The third thing — and I think Adams will do this, he’s always been pro-density and pro-building — the population of the city has gone up 300,000 people in the last five years. Adams should be well-positioned, given his politics and framework, to make a great case for why we should be doing more building. I think he’ll be a great mayor. I think he’ll lean into a lot of these battles.
He is going to come into office with a huge amount of goodwill and excitement about how the city’s going to continue to recover and what that’s going to look like. I think he’ll do a good job of arguing that the rezonings in general are designed to promote smart, equitable growth, infrastructure that neighborhoods need, and housing. And he’s going to get federal support. We had to push a rock up a hill.
And you feel optimistic even amid the market upheaval of the pandemic?
Rents are really rising, which is great. Rising rents mean a better tax base and a better economy. But the city is also becoming more unaffordable. I’m pretty bullish on New York right now, and the fact that we need to recover with an eye toward building new buildings. It hasn’t been completely linear in every neighborhood.
Do you have any other markets where you’re really focused on investing that have maybe been more stable during the pandemic?
A city has to have some pretty fundamental reasons why people want to live and work there. I still fundamentally think you want to be in cities where there’s diversity in every meaning of the word. Young people and companies want to be in places where people want to live, where there’s ethnic and economic diversity; and they increasingly want access to really high-quality mass transit.
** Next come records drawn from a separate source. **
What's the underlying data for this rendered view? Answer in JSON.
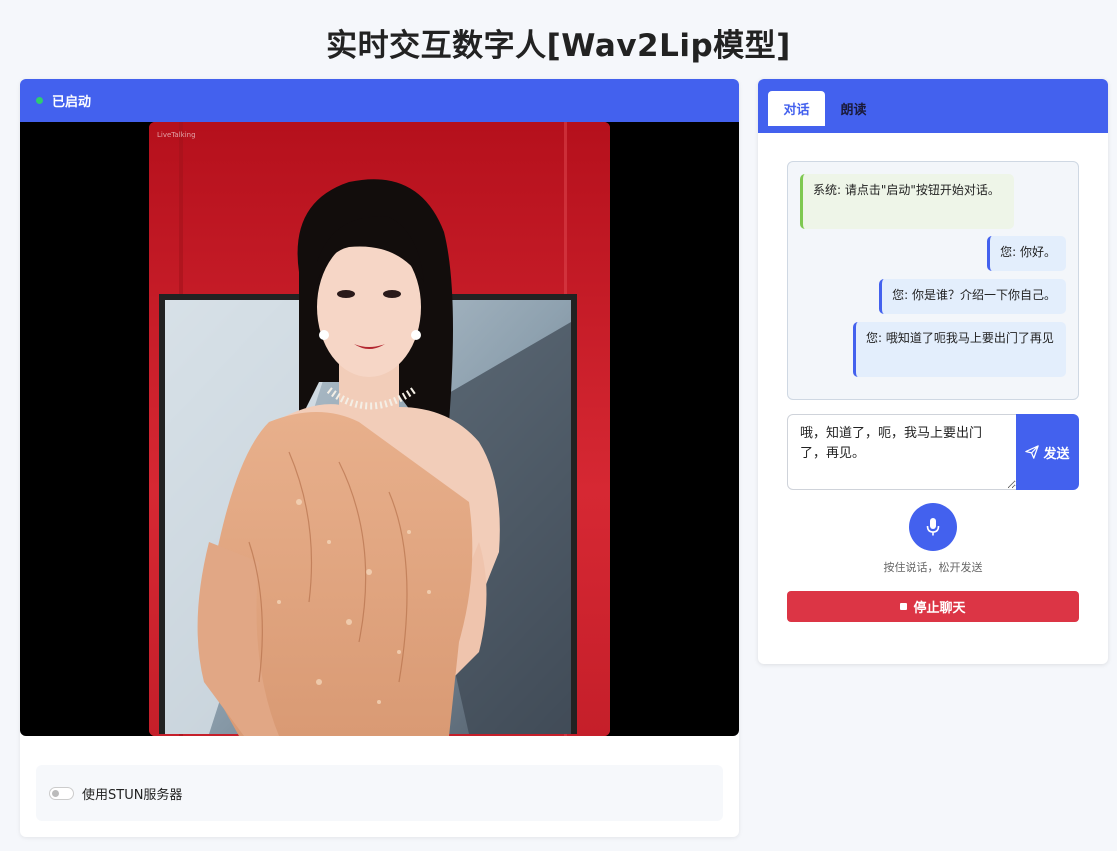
{
  "page": {
    "title": "实时交互数字人[Wav2Lip模型]"
  },
  "status": {
    "label": "已启动",
    "dot_color": "#2ecc71"
  },
  "video": {
    "watermark": "LiveTalking"
  },
  "stun": {
    "label": "使用STUN服务器",
    "enabled": false
  },
  "tabs": [
    {
      "label": "对话",
      "active": true
    },
    {
      "label": "朗读",
      "active": false
    }
  ],
  "chat": {
    "messages": [
      {
        "role": "system",
        "text": "系统: 请点击\"启动\"按钮开始对话。"
      },
      {
        "role": "user",
        "text": "您: 你好。"
      },
      {
        "role": "user",
        "text": "您: 你是谁？介绍一下你自己。"
      },
      {
        "role": "user",
        "text": "您: 哦知道了呃我马上要出门了再见"
      }
    ]
  },
  "input": {
    "value": "哦，知道了，呃，我马上要出门了，再见。"
  },
  "send_button": {
    "label": "发送",
    "icon": "paper-plane-icon"
  },
  "mic": {
    "icon": "microphone-icon",
    "hint": "按住说话，松开发送"
  },
  "stop_button": {
    "label": "停止聊天",
    "icon": "stop-icon"
  },
  "colors": {
    "accent": "#4361ee",
    "danger": "#dc3545",
    "system_border": "#7ec850"
  }
}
At the end of the day, there are going to be 10 or 15 regions in the country that are going to be the big economic engines. Some of these are cities where people are going during the pandemic. They may not have the more diverse demographics, they may not have the mass transportation; they may still be really hot.
What are you thinking about in terms of the future?
We have to think differently; we have to build differently than we have been in order to shake things up in a different way. We have to think about who we’re designing for. The real estate sector has been so homogeneous. Part of the reason people are so anti-development is that developers and financiers are not representative of who lives in these cities.
And we are building a big platform here that’s really focused on diversity and affordability in all of its manifestations. I feel like this is what I’m meant to do, and I’m so happy that there’s been receptivity from the marketplace.